This method applies to publisher bound books with sewn text blocks. It involves removing old "adhesive" and linings from the spine of the text block, attaching new endsheets, and then producing a new case for the book. The advantage to this leaf attachment method is that it preserves the original sewing and flexibility of the text block. It also prevents any loss of inner margin. This technique is particularly useful for art books or coffee-table books with glossy paper and images that run through the gutter. This method can only be used when the text block is in good condition. It cannot be used if the text block is split or if the sewing is broken. For this reason, if you desire to use this leaf attachment method, it is wise to send volumes to the binder before they become too damaged to allow the original sewing to be saved. Many binders will tip endsheets to the text block. However, the preferred method is to have endsheets sewn on to the text block.
Sew Through the Fold
This "leaf attachment" method primarily refers to sewing periodical bindings. This method generally employs a large sewing machine (though it can be done by hand) that sews the issues of a periodical together through the fold of each issue. This method only works when the individual periodical issues are "saddle-sewn" like many popular magazines are such as Time, Newsweek, or People. This is a very good leaf attachment method when binding materials that can accommodate it. The advantages are that the bound volume opens flat, is held together by strong string rather than glue, and no inner margin is lost.

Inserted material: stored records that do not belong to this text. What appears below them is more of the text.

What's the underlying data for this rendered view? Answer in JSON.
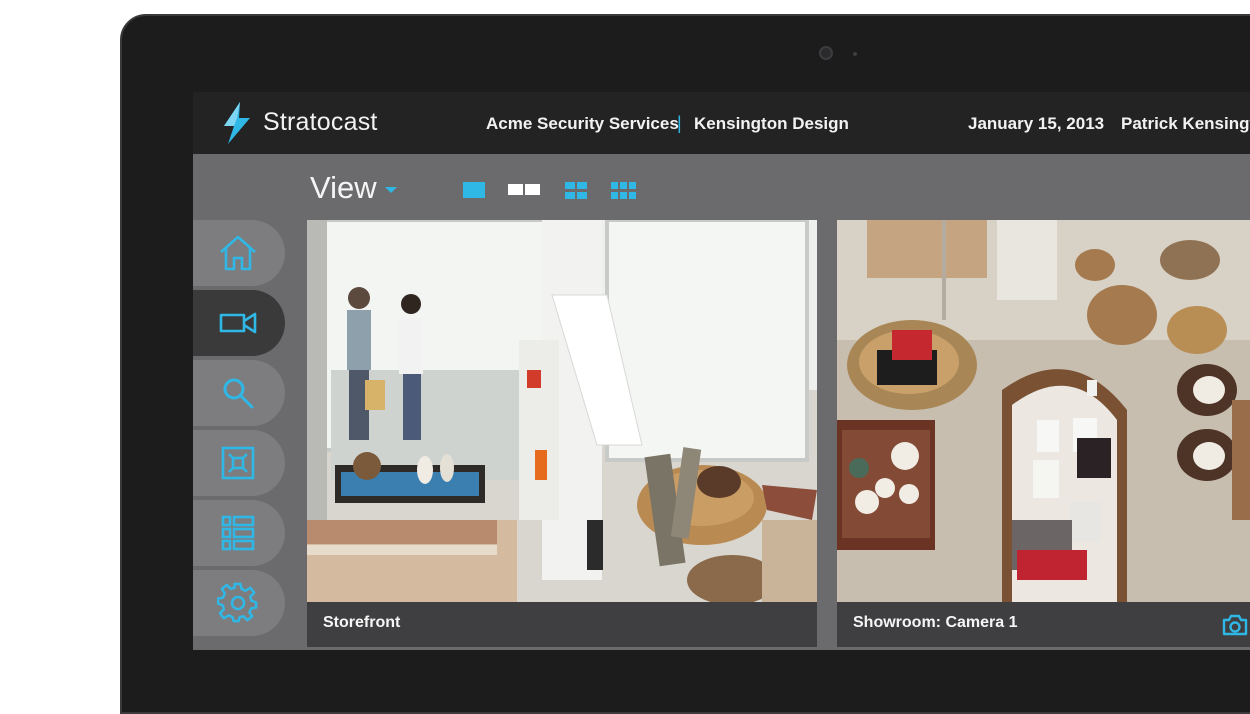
{
  "app": {
    "brand": "Stratocast",
    "organization": "Acme Security Services",
    "separator": "|",
    "site": "Kensington Design",
    "date": "January 15, 2013",
    "user": "Patrick Kensingto"
  },
  "viewbar": {
    "label": "View",
    "layouts": [
      "single-layout-icon",
      "two-column-layout-icon",
      "quad-layout-icon",
      "multi-grid-layout-icon"
    ]
  },
  "sidebar": {
    "items": [
      {
        "name": "home",
        "icon": "home-icon",
        "active": false
      },
      {
        "name": "video",
        "icon": "video-camera-icon",
        "active": true
      },
      {
        "name": "search",
        "icon": "search-icon",
        "active": false
      },
      {
        "name": "map",
        "icon": "focus-frame-icon",
        "active": false
      },
      {
        "name": "list",
        "icon": "list-icon",
        "active": false
      },
      {
        "name": "settings",
        "icon": "gear-icon",
        "active": false
      }
    ]
  },
  "tiles": [
    {
      "caption": "Storefront"
    },
    {
      "caption": "Showroom: Camera 1",
      "action_icon": "snapshot-camera-icon"
    }
  ],
  "colors": {
    "accent": "#2fb7e6",
    "topbar": "#232324",
    "panel": "#6b6b6d",
    "caption": "#3f3f41"
  }
}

Binders can stamp title, author, call number, or other information on the spine of volumes you have bound. Most offer stamping in white, gold, or black foil. This information is communicated on a binding ticket or through the automated library binding software.
The pages of a bound volume make up the text block. There are many ways of producing a text block ranging from sewing signatures together to make the text block, to gluing individual sheets together to make up the text of the volume. How a text block was prepared by the publisher impacts how a library binder can rebind the volume.
Most binders will trim the top, bottom, and fore edge of a volume as part of the binding process. This produced an attractive square volume with clean edges. It makes the bound volume look nicer and it is easier for the binder to process. Most binders will not trim the edge of a volume if text is going to be damaged. They will also give the customer the option to determine if they do or do not want their volumes trimmed.